* _Aim of the exercise_: Using the data below, gather each line that includes the word "title".
++++ Entries provided
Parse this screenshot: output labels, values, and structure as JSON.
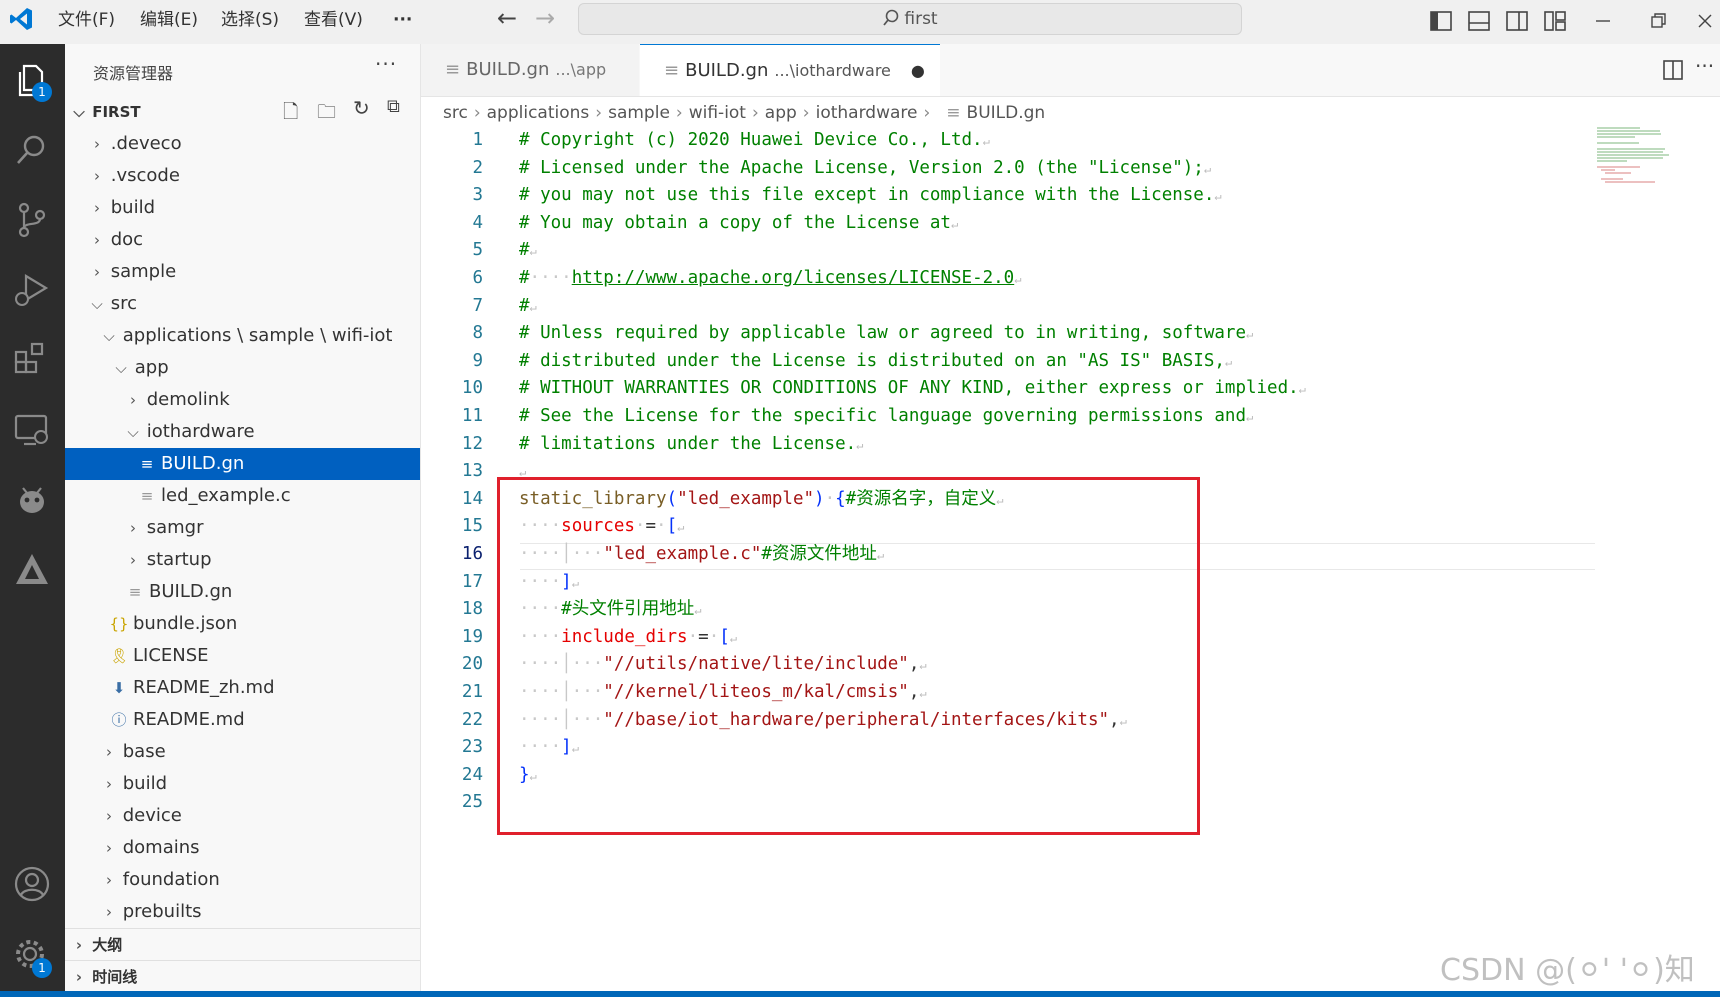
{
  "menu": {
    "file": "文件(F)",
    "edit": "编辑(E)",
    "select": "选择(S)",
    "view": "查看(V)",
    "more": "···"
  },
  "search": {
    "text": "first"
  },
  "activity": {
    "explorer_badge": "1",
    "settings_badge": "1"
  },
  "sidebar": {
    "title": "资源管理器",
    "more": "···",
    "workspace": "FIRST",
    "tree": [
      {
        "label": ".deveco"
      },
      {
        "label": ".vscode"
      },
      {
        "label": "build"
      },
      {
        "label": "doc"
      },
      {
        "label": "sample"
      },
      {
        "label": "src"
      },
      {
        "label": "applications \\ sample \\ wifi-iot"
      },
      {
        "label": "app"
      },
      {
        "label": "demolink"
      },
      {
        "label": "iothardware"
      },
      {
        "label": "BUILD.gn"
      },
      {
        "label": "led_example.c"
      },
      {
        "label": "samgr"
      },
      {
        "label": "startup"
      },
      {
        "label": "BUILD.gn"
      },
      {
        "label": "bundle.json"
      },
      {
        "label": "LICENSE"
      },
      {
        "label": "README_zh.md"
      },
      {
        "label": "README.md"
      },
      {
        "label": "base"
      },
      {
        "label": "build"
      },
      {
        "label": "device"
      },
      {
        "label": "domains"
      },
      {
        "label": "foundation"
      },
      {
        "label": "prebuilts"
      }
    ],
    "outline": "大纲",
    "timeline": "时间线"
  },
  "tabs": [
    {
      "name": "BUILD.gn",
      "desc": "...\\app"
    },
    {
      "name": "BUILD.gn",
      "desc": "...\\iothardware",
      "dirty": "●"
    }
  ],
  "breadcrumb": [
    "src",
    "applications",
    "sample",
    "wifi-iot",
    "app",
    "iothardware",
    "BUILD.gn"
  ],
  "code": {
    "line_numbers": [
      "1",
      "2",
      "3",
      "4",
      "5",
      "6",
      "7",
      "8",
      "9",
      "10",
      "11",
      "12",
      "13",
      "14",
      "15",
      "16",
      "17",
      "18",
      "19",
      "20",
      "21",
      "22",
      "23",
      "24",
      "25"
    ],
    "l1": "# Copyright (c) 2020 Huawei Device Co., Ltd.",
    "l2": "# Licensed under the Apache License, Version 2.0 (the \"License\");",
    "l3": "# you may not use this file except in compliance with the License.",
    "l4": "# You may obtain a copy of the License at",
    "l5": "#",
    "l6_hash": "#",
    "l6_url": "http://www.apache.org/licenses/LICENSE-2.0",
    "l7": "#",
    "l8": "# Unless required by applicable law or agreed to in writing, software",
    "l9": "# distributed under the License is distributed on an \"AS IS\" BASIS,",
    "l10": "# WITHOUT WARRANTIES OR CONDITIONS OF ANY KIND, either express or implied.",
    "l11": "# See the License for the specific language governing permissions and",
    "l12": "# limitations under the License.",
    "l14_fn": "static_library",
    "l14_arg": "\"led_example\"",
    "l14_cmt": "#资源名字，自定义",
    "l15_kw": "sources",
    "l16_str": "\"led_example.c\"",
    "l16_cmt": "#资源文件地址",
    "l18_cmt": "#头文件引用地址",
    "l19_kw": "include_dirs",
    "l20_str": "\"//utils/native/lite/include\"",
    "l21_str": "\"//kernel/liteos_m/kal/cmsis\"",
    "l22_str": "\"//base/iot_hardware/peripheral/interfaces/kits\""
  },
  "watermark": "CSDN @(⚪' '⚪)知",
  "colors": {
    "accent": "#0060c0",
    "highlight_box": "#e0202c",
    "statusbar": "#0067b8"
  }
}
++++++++
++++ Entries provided
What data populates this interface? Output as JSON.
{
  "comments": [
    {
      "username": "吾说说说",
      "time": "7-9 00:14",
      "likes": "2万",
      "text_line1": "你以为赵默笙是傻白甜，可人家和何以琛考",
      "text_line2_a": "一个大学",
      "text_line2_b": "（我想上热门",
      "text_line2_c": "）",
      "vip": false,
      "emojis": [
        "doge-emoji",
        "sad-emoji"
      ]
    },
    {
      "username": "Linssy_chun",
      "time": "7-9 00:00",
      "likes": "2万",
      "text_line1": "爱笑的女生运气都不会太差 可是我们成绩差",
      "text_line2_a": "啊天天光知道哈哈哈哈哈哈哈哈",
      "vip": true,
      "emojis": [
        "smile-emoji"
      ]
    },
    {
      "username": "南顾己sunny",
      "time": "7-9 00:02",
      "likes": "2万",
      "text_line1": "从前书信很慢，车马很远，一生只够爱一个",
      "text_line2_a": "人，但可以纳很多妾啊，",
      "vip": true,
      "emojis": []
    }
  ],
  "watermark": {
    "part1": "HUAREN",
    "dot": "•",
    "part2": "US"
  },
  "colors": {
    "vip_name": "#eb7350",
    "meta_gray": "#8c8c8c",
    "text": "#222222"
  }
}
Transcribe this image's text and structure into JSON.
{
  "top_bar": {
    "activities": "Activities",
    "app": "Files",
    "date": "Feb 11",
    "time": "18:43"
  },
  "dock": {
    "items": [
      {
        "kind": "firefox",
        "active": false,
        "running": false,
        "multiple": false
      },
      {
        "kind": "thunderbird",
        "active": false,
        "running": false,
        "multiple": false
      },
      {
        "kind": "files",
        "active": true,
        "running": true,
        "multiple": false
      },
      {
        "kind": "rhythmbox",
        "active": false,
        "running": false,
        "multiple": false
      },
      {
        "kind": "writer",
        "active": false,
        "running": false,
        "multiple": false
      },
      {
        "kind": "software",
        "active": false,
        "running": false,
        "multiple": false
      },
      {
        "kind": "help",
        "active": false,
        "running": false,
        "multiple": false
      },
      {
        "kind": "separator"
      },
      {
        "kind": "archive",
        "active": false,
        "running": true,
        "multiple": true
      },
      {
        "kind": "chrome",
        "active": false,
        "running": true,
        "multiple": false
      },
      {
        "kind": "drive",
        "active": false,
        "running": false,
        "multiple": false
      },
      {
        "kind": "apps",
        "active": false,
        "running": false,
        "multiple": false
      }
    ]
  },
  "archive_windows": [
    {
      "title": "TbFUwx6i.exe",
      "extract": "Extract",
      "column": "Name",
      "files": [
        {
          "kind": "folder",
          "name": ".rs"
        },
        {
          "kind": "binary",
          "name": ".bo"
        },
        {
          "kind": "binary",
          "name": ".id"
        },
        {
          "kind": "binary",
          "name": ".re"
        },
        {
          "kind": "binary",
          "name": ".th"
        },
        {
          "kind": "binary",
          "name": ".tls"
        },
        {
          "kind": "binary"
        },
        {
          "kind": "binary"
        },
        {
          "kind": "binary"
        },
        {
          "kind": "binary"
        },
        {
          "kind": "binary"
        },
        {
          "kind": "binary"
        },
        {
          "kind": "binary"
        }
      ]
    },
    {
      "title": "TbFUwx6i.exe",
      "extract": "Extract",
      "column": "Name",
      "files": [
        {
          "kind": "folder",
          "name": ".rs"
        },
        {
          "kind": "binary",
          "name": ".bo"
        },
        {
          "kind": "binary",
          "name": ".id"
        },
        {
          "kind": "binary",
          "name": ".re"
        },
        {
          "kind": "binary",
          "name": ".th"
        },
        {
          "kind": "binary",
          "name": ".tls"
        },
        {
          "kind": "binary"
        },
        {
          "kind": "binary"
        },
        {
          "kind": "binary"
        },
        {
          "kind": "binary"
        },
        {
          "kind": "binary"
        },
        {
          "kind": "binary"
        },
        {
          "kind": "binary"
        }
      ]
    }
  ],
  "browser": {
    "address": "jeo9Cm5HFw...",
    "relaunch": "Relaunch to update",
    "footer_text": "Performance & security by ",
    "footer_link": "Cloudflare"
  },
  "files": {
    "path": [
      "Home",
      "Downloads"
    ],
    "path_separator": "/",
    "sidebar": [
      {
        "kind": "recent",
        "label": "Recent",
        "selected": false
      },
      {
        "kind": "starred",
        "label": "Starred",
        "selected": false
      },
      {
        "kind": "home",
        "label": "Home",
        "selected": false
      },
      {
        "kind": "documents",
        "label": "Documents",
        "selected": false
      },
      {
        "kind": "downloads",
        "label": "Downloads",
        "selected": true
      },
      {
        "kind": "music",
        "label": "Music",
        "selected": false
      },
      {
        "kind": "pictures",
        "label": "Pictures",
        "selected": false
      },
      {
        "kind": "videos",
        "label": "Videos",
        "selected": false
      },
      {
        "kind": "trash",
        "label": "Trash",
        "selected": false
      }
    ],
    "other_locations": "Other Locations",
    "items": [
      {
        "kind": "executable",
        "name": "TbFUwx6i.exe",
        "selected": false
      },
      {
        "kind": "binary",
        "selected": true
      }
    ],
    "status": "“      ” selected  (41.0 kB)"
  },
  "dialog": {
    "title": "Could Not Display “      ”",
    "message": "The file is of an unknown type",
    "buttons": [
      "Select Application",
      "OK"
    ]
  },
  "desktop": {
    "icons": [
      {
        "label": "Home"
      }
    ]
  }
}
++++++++
* _Output of the exercise_:
    "title": "资源管理器",
      "title": "TbFUwx6i.exe",
      "title": "TbFUwx6i.exe",
    "title": "Could Not Display “      ”",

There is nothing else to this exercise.